Exercise instructions => This task calls for the complete listing below, reproduced exactly.

Data supplied =>
Segment Open

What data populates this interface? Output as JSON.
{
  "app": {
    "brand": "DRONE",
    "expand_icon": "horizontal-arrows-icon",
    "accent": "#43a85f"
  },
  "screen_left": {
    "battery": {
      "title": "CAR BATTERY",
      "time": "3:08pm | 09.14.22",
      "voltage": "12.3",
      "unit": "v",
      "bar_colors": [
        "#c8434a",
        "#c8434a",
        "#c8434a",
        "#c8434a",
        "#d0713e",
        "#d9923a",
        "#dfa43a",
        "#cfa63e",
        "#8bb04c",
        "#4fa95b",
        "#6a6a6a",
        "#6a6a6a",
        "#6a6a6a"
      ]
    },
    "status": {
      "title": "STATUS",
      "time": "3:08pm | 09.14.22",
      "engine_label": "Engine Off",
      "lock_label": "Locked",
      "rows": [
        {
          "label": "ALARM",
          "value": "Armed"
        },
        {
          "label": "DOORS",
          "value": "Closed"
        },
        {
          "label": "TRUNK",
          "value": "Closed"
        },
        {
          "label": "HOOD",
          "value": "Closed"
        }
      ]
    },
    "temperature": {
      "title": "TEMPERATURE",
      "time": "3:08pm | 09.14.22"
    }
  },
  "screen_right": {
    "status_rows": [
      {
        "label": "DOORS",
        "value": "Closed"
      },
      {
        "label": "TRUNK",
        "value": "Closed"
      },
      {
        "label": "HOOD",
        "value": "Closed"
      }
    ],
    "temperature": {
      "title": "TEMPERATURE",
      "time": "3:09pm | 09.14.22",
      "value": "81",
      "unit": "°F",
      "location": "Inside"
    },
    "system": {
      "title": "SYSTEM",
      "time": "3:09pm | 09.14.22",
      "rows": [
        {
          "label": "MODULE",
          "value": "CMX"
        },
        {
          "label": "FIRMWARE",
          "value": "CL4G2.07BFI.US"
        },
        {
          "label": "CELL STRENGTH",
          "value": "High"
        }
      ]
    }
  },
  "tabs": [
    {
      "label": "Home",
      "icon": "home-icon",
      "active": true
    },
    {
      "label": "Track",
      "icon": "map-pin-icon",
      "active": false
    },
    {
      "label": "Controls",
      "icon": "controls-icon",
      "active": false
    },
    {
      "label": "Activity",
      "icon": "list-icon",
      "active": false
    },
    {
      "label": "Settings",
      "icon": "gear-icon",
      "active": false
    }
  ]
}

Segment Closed

Exercise output =>
What data populates this interface? Output as JSON.
{
  "app": {
    "brand": "DRONE",
    "expand_icon": "horizontal-arrows-icon",
    "accent": "#43a85f"
  },
  "screen_left": {
    "battery": {
      "title": "CAR BATTERY",
      "time": "3:08pm | 09.14.22",
      "voltage": "12.3",
      "unit": "v",
      "bar_colors": [
        "#c8434a",
        "#c8434a",
        "#c8434a",
        "#c8434a",
        "#d0713e",
        "#d9923a",
        "#dfa43a",
        "#cfa63e",
        "#8bb04c",
        "#4fa95b",
        "#6a6a6a",
        "#6a6a6a",
        "#6a6a6a"
      ]
    },
    "status": {
      "title": "STATUS",
      "time": "3:08pm | 09.14.22",
      "engine_label": "Engine Off",
      "lock_label": "Locked",
      "rows": [
        {
          "label": "ALARM",
          "value": "Armed"
        },
        {
          "label": "DOORS",
          "value": "Closed"
        },
        {
          "label": "TRUNK",
          "value": "Closed"
        },
        {
          "label": "HOOD",
          "value": "Closed"
        }
      ]
    },
    "temperature": {
      "title": "TEMPERATURE",
      "time": "3:08pm | 09.14.22"
    }
  },
  "screen_right": {
    "status_rows": [
      {
        "label": "DOORS",
        "value": "Closed"
      },
      {
        "label": "TRUNK",
        "value": "Closed"
      },
      {
        "label": "HOOD",
        "value": "Closed"
      }
    ],
    "temperature": {
      "title": "TEMPERATURE",
      "time": "3:09pm | 09.14.22",
      "value": "81",
      "unit": "°F",
      "location": "Inside"
    },
    "system": {
      "title": "SYSTEM",
      "time": "3:09pm | 09.14.22",
      "rows": [
        {
          "label": "MODULE",
          "value": "CMX"
        },
        {
          "label": "FIRMWARE",
          "value": "CL4G2.07BFI.US"
        },
        {
          "label": "CELL STRENGTH",
          "value": "High"
        }
      ]
    }
  },
  "tabs": [
    {
      "label": "Home",
      "icon": "home-icon",
      "active": true
    },
    {
      "label": "Track",
      "icon": "map-pin-icon",
      "active": false
    },
    {
      "label": "Controls",
      "icon": "controls-icon",
      "active": false
    },
    {
      "label": "Activity",
      "icon": "list-icon",
      "active": false
    },
    {
      "label": "Settings",
      "icon": "gear-icon",
      "active": false
    }
  ]
}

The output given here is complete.